→ REQUIRED WORK: This exercise calls for copying every line below that holds the word "displays".

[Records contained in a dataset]
------------------------------------------------------------

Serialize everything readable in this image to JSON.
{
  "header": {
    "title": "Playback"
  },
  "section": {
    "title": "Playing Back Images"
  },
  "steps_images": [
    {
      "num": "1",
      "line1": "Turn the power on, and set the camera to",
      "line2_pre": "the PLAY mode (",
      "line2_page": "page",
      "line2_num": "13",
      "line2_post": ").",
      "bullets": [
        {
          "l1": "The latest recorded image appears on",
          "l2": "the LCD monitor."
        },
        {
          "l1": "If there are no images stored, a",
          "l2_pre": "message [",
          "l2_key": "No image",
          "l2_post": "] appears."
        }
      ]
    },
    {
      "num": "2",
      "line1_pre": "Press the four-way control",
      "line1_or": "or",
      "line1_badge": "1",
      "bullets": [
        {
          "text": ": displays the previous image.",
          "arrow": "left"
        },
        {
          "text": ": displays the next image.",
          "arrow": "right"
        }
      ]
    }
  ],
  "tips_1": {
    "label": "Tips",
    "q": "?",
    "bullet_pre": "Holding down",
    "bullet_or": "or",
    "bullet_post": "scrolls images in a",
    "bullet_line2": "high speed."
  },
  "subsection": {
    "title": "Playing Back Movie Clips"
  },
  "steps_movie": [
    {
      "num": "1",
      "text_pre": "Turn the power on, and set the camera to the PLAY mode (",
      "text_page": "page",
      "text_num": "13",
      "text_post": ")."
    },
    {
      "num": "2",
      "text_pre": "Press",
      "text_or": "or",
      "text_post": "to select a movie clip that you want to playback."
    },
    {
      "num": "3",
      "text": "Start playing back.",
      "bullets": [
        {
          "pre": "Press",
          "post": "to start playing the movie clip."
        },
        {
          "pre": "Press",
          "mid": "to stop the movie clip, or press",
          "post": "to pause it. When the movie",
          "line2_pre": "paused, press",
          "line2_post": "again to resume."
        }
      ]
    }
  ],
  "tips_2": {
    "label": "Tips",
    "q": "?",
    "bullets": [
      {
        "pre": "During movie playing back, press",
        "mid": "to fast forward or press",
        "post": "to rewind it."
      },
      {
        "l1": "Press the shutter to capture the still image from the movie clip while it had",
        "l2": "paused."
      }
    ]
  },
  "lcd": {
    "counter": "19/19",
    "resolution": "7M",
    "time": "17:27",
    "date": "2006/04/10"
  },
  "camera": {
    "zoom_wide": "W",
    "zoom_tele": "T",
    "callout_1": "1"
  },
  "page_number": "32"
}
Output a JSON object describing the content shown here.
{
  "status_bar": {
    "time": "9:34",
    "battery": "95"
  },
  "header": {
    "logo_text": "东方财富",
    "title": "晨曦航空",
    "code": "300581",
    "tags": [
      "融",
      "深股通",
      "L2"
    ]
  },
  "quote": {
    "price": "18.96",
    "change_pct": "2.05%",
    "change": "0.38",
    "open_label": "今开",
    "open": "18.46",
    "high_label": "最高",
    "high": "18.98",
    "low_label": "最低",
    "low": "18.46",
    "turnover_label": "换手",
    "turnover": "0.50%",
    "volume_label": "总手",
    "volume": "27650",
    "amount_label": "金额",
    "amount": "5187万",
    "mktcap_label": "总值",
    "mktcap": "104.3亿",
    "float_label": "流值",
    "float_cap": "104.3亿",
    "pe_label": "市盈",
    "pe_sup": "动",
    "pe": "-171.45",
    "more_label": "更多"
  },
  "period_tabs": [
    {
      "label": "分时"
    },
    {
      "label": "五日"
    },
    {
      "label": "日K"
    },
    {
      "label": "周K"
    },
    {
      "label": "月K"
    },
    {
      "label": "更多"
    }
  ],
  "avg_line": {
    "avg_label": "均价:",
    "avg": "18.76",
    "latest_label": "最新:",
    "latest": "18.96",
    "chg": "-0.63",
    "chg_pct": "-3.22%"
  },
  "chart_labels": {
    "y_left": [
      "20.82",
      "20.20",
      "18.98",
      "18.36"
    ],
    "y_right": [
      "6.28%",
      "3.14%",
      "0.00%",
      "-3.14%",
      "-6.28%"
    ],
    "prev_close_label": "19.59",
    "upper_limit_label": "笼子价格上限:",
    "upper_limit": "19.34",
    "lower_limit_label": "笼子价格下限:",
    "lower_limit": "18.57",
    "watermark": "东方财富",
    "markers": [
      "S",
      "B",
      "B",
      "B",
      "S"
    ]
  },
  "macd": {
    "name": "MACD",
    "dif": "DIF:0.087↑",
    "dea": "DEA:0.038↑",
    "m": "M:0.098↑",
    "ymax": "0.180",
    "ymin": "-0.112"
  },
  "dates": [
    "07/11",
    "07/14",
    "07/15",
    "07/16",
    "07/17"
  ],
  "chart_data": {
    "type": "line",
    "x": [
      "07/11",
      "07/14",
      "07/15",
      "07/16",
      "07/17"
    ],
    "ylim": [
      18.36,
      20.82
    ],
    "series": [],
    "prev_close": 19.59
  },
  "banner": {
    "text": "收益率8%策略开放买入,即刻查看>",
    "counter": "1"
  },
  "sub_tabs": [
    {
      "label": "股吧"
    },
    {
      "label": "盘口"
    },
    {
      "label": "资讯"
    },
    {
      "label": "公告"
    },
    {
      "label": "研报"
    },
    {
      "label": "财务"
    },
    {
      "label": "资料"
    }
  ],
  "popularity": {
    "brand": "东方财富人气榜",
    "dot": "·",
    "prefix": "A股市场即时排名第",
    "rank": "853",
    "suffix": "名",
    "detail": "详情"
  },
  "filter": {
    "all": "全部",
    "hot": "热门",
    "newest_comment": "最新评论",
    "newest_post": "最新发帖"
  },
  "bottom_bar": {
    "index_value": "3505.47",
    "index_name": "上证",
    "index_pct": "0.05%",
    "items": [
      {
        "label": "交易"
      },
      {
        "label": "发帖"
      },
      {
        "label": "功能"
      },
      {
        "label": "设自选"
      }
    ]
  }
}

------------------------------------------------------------

→ REPLY:
          "text": ": displays the previous image.",
          "text": ": displays the next image.",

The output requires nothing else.